History shows that how we treat people mirrors how we treat nature. Most nations have warred against other nations — so we war against the forests. When we fall forests we sever vital root and mycelium connections; then we replace ecosystems with timber plantations. Disconnected, the next generation of trees are susceptible to drought, erosion, wind, fire, and viruses. As in nature, so in our nations, and so in our Valley — to be strong, vibrant, healthy and happy, we must be connected.
In this beautiful valley we are disconnected and divided about the fate of the Six Mountains Community Forest. We have the power and right to stop logging Tzouhalem, Prevost, Richards, Sicker, Maple Mountain and Stoney Hill. If we come together, we have an opportunity as no other community on the continent.
No other level of government or forestry company owns these forests. We can protect them to become old growth. It is a historic moment. And yet, if we don’t rise together above the division running through our community, our roots and blood lines, our children and future generations will take the fall.
Whether we are newly arrived, have been here generations, or trace our ancestry back millennia, if we keep logging the Six Mountains, our legacy will be tree plantations of diminishing quality.
There is no financial justification.
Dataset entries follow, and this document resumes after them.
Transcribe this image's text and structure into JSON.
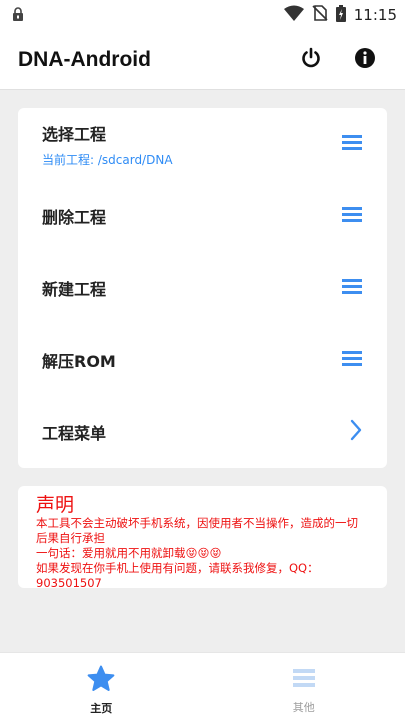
{
  "status_bar": {
    "time": "11:15",
    "icons": [
      "lock-icon",
      "wifi-icon",
      "no-sim-icon",
      "battery-icon"
    ]
  },
  "app_bar": {
    "title": "DNA-Android",
    "actions": [
      "power-icon",
      "info-icon"
    ]
  },
  "menu": {
    "items": [
      {
        "label": "选择工程",
        "sub": "当前工程: /sdcard/DNA",
        "icon": "hamburger-icon"
      },
      {
        "label": "删除工程",
        "icon": "hamburger-icon"
      },
      {
        "label": "新建工程",
        "icon": "hamburger-icon"
      },
      {
        "label": "解压ROM",
        "icon": "hamburger-icon"
      },
      {
        "label": "工程菜单",
        "icon": "chevron-right-icon"
      }
    ]
  },
  "notice": {
    "title": "声明",
    "lines": [
      "本工具不会主动破坏手机系统，因使用者不当操作，造成的一切后果自行承担",
      "一句话：爱用就用不用就卸载",
      "如果发现在你手机上使用有问题，请联系我修复，QQ：903501507"
    ],
    "emoji": "😝😝😝"
  },
  "bottom_nav": {
    "tabs": [
      {
        "label": "主页",
        "icon": "star-icon",
        "active": true
      },
      {
        "label": "其他",
        "icon": "hamburger-icon",
        "active": false
      }
    ]
  },
  "colors": {
    "accent": "#2f8cf5",
    "icon_blue": "#3d8ef0",
    "notice_red": "#ee1111",
    "background": "#eeeeee"
  }
}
UBC’s Forestry Department says we can earn as much or more from carbon credits as logging. The federal government is seeking to enhance a domestic carbon offset market to apply to municipalities and Indigenous groups. Carbon taxes will increase and so will the market.
But there’s more to it. When we log, our short term profit doesn’t include the inestimable long term cost of coping with tidal waves of invasive species that logging leads to.
Then there is the incalculable cost benefit of the forests revealed by the pandemic. When we hit the wall and our reality crumbles — when we need reason to hope, to have faith in something greater than ourselves, we will flock to the forests for sanity, sanctity and sanctuary. The health of our community is our backbone, our essential resource, a priceless “commodity.”
A town is being built on Tzouhalem. We’re at the beginning of a population explosion. People are arriving to be in nature. Developments are popping up. Trees, with no bylaw to protect them, are coming down in clearcut hectares. Trails are becoming crowded. It doesn’t take a visionary to see what’s coming. We can’t afford to log trees we can protect.
So what are we fighting about?
Recently, I was interviewed for a news story on poaching in our forests and said (not included): these thieves are nothing in comparison with what our community will be stealing from future generations if we keep logging. We’d be gobbling up the last crumbs that could grow into a banquet for them.
But there’s good news. If we opt for carbon credits, the money would be used to manage and protect the forests. Going forward there’d be no financial incentive to war on the forests or to fight about them.
The problem is that public consultation is stuck between governments. The municipality and First Nations are negotiating. About what? How to protect the forests for future generations? We’ve been told nothing. We’ve been waiting more than a year.
In pubic meetings, First Nations Elders, advocating to stop logging, have said that to honour and serve nature is a First Nations value. They say trees are family to their people. So are all living beings in the forests. And, they say, their people traditionally plan for many generations.
Every time I hear these words I’m filled with hope. I understand there are other points of view. As in North Cowichan, so in the First Nations: some want to log.
But I believe most people, of all backgrounds, want to protect the forests — that most are motivated by love for children and nature: it’s the universal language. In our hearts we know what is true.
The forests are sacred and should be accessible for all people, with no “No Trespassing” signs. It’s time to share what we know about the rare, endangered forest ecosystems surrounding us — time for understanding, time for our roots to connect together through the forests, before time runs out.
In an ecosystem, different species of trees, appearing to be competitors for resources, often join their roots to share, nourish, anchor, and warn each other about viruses and aggressors. Thus connected they overcome hardship and flourish. As in nature, so be it in our Valley.
As a community divided, if we come together now, we may be remembered as ancestors who declared peace on the mountains and in the valley far below.
We can vote for old growth forests to be our legacy. We can let council know where we stand: firstname.lastname@example.org
Icel Dobell is a founder of Where Do We Stand, a group advocating for stopping logging in the North Cowichan municipal forest.